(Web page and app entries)
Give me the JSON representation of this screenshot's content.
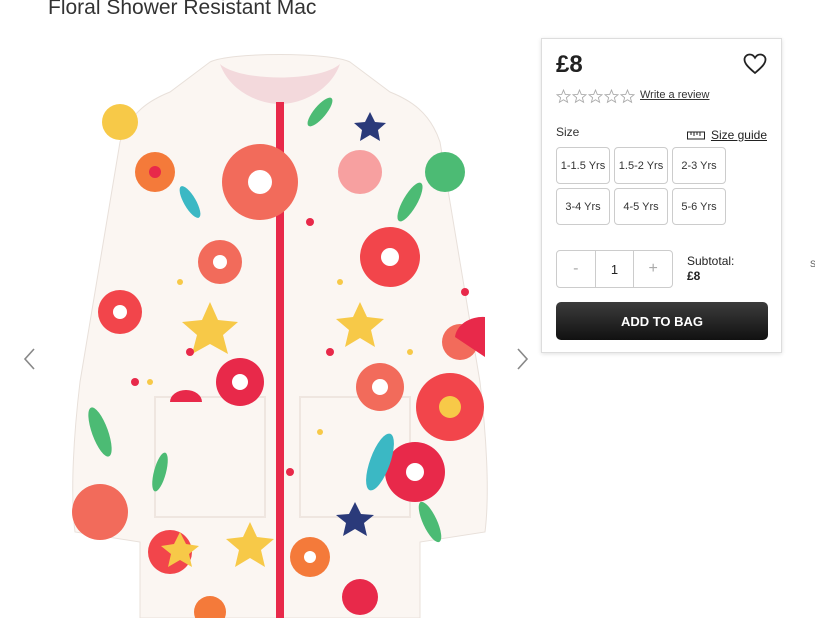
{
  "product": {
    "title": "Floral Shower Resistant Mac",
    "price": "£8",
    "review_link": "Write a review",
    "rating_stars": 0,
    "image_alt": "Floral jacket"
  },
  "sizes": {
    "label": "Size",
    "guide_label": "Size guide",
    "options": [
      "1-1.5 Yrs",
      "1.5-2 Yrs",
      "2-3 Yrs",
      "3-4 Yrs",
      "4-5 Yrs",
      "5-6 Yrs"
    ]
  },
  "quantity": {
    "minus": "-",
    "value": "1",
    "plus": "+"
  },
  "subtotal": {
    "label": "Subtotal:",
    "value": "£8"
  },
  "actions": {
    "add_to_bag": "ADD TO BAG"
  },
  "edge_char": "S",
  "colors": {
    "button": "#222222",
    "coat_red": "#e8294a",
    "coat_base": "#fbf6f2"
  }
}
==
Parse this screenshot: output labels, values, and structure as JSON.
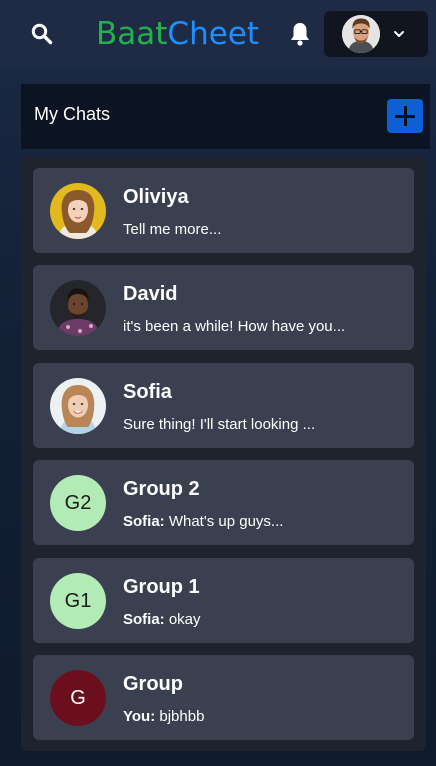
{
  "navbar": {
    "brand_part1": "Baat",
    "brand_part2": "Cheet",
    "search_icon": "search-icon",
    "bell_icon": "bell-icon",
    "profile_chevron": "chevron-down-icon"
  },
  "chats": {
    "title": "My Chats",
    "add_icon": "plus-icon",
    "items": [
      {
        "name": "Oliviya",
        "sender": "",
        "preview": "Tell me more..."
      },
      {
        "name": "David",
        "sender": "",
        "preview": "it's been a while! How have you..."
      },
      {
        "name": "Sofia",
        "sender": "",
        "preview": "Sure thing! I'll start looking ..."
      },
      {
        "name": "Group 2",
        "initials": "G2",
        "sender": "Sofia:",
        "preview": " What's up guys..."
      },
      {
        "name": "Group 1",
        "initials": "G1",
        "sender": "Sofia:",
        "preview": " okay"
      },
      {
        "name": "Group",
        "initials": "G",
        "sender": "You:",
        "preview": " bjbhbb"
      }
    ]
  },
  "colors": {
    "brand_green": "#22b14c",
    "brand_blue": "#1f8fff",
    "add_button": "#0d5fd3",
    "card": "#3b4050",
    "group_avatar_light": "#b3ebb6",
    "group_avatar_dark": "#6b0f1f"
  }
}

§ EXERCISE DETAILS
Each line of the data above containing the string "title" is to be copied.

§ RESULT FOR THIS TASK
    "title": "Floral Shower Resistant Mac",
    "title": "My Chats",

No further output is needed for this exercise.